Cody benched 22 reps, but said he pressed too much at the wrong time and thought he was capable of 30. NFL.com had him running 5.64 and 5.62 in the 40, with a 22-inch vertical leap and 7-9 broad jump.
Kareem Jackson: With the "pressure off" after running 4.48 at the Combine, the cornerback decided to let his time stand.
"I think Kareem has helped himself a lot with the way that he worked out and the time he ran at the Combine," Saban said. "If there was question about him as a player it was probably what's his flat speed. Some people may be able to determine what his playing speed is, but he ran a good time that probably made the decision he made a good decision.
"If he wouldn't have run a good time, it might have made it a bad decision. So there's always a little bit of a risk in this and we always want guys to stay in school if they aren't first-round draft picks. I still think that's a good rule of thumb."
Marquis Johnson: After not being invited to the Combine the cornerback showed flashes during his workouts despite coming off meniscus surgery from an injury sustained against South Carolina, and thumb surgery.
"Nothing blazing," he said. I'm a strider.
"It'll come back."
Roy Upchurch: The running back in yellow shoes may have been the big winner Wednesday when he ran the 40-yard dash in 4.51, which would have been a top-10 time at the Combine.
"I was shooting for a 4.4, but I was close," Upchurch said. "I did 16 on the bench. I started off a little slow, but I had a decent day today."
Eryk Anders: He worked out at both defensive end and linebacker, but wasn't thrilled with his 40 time in the 4.6-4.7 range.
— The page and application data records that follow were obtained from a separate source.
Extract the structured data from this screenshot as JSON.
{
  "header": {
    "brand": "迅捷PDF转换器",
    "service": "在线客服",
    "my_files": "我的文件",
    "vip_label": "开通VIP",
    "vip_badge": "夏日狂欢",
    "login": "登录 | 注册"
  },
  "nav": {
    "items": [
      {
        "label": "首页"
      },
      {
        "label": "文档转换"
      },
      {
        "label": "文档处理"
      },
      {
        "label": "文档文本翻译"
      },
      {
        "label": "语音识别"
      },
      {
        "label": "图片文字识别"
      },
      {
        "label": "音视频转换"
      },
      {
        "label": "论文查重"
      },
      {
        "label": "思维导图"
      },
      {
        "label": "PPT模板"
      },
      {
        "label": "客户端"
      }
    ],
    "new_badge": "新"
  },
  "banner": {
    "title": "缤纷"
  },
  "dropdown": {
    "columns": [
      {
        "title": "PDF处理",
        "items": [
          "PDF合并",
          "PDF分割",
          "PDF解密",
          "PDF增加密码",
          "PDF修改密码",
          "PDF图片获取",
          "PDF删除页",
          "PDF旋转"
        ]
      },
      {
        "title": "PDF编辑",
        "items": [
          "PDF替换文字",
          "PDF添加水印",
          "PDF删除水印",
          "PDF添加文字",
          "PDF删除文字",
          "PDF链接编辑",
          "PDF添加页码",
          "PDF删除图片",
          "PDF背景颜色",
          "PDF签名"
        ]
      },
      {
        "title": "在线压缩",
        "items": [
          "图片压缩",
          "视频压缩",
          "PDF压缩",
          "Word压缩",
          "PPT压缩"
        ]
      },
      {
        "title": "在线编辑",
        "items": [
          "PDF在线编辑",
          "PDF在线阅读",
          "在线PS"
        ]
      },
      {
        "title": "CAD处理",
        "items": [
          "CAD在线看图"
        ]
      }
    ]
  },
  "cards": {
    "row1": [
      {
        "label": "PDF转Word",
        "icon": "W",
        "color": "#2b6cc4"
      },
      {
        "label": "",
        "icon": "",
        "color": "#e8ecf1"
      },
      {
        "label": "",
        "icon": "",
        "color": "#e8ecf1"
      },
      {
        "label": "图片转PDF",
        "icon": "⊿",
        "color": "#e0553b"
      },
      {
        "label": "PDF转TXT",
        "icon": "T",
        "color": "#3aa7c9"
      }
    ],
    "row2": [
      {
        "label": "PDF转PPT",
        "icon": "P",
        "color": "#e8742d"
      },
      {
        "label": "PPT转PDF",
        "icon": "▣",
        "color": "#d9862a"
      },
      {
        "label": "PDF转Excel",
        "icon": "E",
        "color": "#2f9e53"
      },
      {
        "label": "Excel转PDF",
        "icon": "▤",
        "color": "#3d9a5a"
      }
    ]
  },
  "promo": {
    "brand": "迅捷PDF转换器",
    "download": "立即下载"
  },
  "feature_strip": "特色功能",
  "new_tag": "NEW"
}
"I wasn't sure what to expect, I just wanted to come in here and do the best that I could," he said. "There's room for improvement so I'll be back out here on the 23rd."
Mike Johnson: Despite coming off a shoulder injury the offensive lineman benched 21 reps and went through all drills.
"I started training two days after the national championship game and it's nice to slow down and kind of end on a good note," Johnson said. "I thought I did well today."
He ran 5.31 and 5.34 in the 40, 5.05 short shuttle and 8.16 three-cone drill.
Javier Arenas: The cornerback/return specialist only weighed in after sustaining a hamstring tear at the NFL Combine. Despite being frustrated, Arenas has no target date for trying again.
"I can never do enough to be honest with you," Arenas said.
Colin Peek: The tight end was slowed by a hamstring injury and frustrated by running the 40 in 4.94 and 4.93 seconds. He weighed 252 pounds, had a 34.5-inch vertical leap, 9-4 broad jump, 4.39 short shuttle and 7.23 three-cone drill. Peek did not talk to reporters.
Justin Woodall: The safety ran the 40 at approximately 4.6
Reamer: Didn't seem too pleased with his 40 time near 5.0, but numerous scouts talked with him after going drills.
Brandon Deaderick: The defensive lineman did not go through drills because he's still recovering from shoulder surgery. He's expected to work out on the 23rd.